● **ACTION ITEM**
Copy every entry exactly, but skip the pictures.

(Interface dataset entries)
--- START ---
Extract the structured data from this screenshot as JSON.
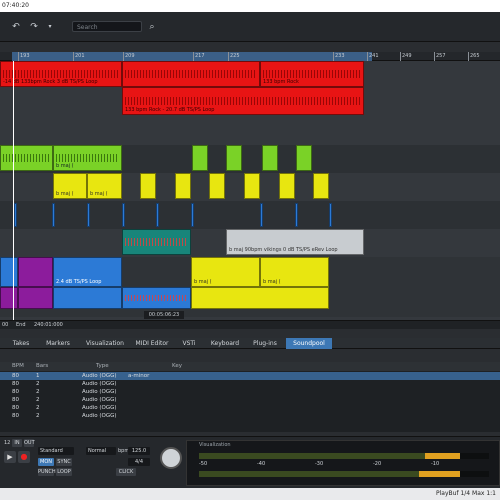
{
  "titlebar": {
    "time": "07:40:20"
  },
  "toolbar": {
    "search_placeholder": "Search",
    "undo_icon": "undo-icon",
    "redo_icon": "redo-icon",
    "search_icon": "search-icon"
  },
  "ruler": {
    "ticks": [
      "193",
      "201",
      "209",
      "217",
      "225",
      "233",
      "241",
      "249",
      "257",
      "265"
    ]
  },
  "arranger": {
    "clip_labels": {
      "red_top_1": "-14 dB 133bpm Rock 3 dB TS/PS Loop",
      "red_top_2": "133 bpm Rock",
      "red_mid": "133 bpm Rock - 20.7 dB TS/PS Loop",
      "green_1": "b maj (",
      "yellow_1": "b maj (",
      "yellow_2": "b maj (",
      "gray_1": "b maj 90bpm vikings 0 dB TS/PS eRev Loop",
      "blue_1": "2.4 dB TS/PS Loop",
      "yellow_bottom_1": "b maj (",
      "yellow_bottom_2": "b maj ("
    },
    "position_marker": "00:05:06:23"
  },
  "timeline": {
    "start": "00",
    "end_label": "End",
    "end_value": "240:01:000"
  },
  "tabs": [
    "Takes",
    "Markers",
    "Visualization",
    "MIDI Editor",
    "VSTi",
    "Keyboard",
    "Plug-ins",
    "Soundpool"
  ],
  "active_tab": "Soundpool",
  "pool": {
    "columns": [
      "BPM",
      "Bars",
      "Type",
      "Key"
    ],
    "rows": [
      {
        "bpm": "80",
        "bars": "1",
        "type": "Audio (OGG)",
        "key": "a-minor",
        "selected": true
      },
      {
        "bpm": "80",
        "bars": "2",
        "type": "Audio (OGG)",
        "key": "",
        "selected": false
      },
      {
        "bpm": "80",
        "bars": "2",
        "type": "Audio (OGG)",
        "key": "",
        "selected": false
      },
      {
        "bpm": "80",
        "bars": "2",
        "type": "Audio (OGG)",
        "key": "",
        "selected": false
      },
      {
        "bpm": "80",
        "bars": "2",
        "type": "Audio (OGG)",
        "key": "",
        "selected": false
      },
      {
        "bpm": "80",
        "bars": "2",
        "type": "Audio (OGG)",
        "key": "",
        "selected": false
      }
    ]
  },
  "transport": {
    "position": "12",
    "in_label": "IN",
    "out_label": "OUT",
    "mode": "Standard",
    "mode_normal": "Normal",
    "mon": "MON",
    "sync": "SYNC",
    "punch": "PUNCH",
    "loop": "LOOP",
    "bpm_label": "bpm",
    "bpm_value": "125.0",
    "time_sig": "4/4",
    "click": "CLICK",
    "visualization_label": "Visualization",
    "meter_scale": [
      "-50",
      "-40",
      "-30",
      "-20",
      "-10"
    ]
  },
  "status": {
    "text": "PlayBuf 1/4  Max 1:1"
  },
  "colors": {
    "accent": "#3d78b5",
    "red": "#e81414",
    "green": "#7ad227",
    "yellow": "#e8e610",
    "blue": "#2c7ad6",
    "purple": "#8c1c9c"
  }
}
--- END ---
● **ANSWER BELOW**
Extract the structured data from this screenshot as JSON.
{
  "titlebar": {
    "time": "07:40:20"
  },
  "toolbar": {
    "search_placeholder": "Search",
    "undo_icon": "undo-icon",
    "redo_icon": "redo-icon",
    "search_icon": "search-icon"
  },
  "ruler": {
    "ticks": [
      "193",
      "201",
      "209",
      "217",
      "225",
      "233",
      "241",
      "249",
      "257",
      "265"
    ]
  },
  "arranger": {
    "clip_labels": {
      "red_top_1": "-14 dB 133bpm Rock 3 dB TS/PS Loop",
      "red_top_2": "133 bpm Rock",
      "red_mid": "133 bpm Rock - 20.7 dB TS/PS Loop",
      "green_1": "b maj (",
      "yellow_1": "b maj (",
      "yellow_2": "b maj (",
      "gray_1": "b maj 90bpm vikings 0 dB TS/PS eRev Loop",
      "blue_1": "2.4 dB TS/PS Loop",
      "yellow_bottom_1": "b maj (",
      "yellow_bottom_2": "b maj ("
    },
    "position_marker": "00:05:06:23"
  },
  "timeline": {
    "start": "00",
    "end_label": "End",
    "end_value": "240:01:000"
  },
  "tabs": [
    "Takes",
    "Markers",
    "Visualization",
    "MIDI Editor",
    "VSTi",
    "Keyboard",
    "Plug-ins",
    "Soundpool"
  ],
  "active_tab": "Soundpool",
  "pool": {
    "columns": [
      "BPM",
      "Bars",
      "Type",
      "Key"
    ],
    "rows": [
      {
        "bpm": "80",
        "bars": "1",
        "type": "Audio (OGG)",
        "key": "a-minor",
        "selected": true
      },
      {
        "bpm": "80",
        "bars": "2",
        "type": "Audio (OGG)",
        "key": "",
        "selected": false
      },
      {
        "bpm": "80",
        "bars": "2",
        "type": "Audio (OGG)",
        "key": "",
        "selected": false
      },
      {
        "bpm": "80",
        "bars": "2",
        "type": "Audio (OGG)",
        "key": "",
        "selected": false
      },
      {
        "bpm": "80",
        "bars": "2",
        "type": "Audio (OGG)",
        "key": "",
        "selected": false
      },
      {
        "bpm": "80",
        "bars": "2",
        "type": "Audio (OGG)",
        "key": "",
        "selected": false
      }
    ]
  },
  "transport": {
    "position": "12",
    "in_label": "IN",
    "out_label": "OUT",
    "mode": "Standard",
    "mode_normal": "Normal",
    "mon": "MON",
    "sync": "SYNC",
    "punch": "PUNCH",
    "loop": "LOOP",
    "bpm_label": "bpm",
    "bpm_value": "125.0",
    "time_sig": "4/4",
    "click": "CLICK",
    "visualization_label": "Visualization",
    "meter_scale": [
      "-50",
      "-40",
      "-30",
      "-20",
      "-10"
    ]
  },
  "status": {
    "text": "PlayBuf 1/4  Max 1:1"
  },
  "colors": {
    "accent": "#3d78b5",
    "red": "#e81414",
    "green": "#7ad227",
    "yellow": "#e8e610",
    "blue": "#2c7ad6",
    "purple": "#8c1c9c"
  }
}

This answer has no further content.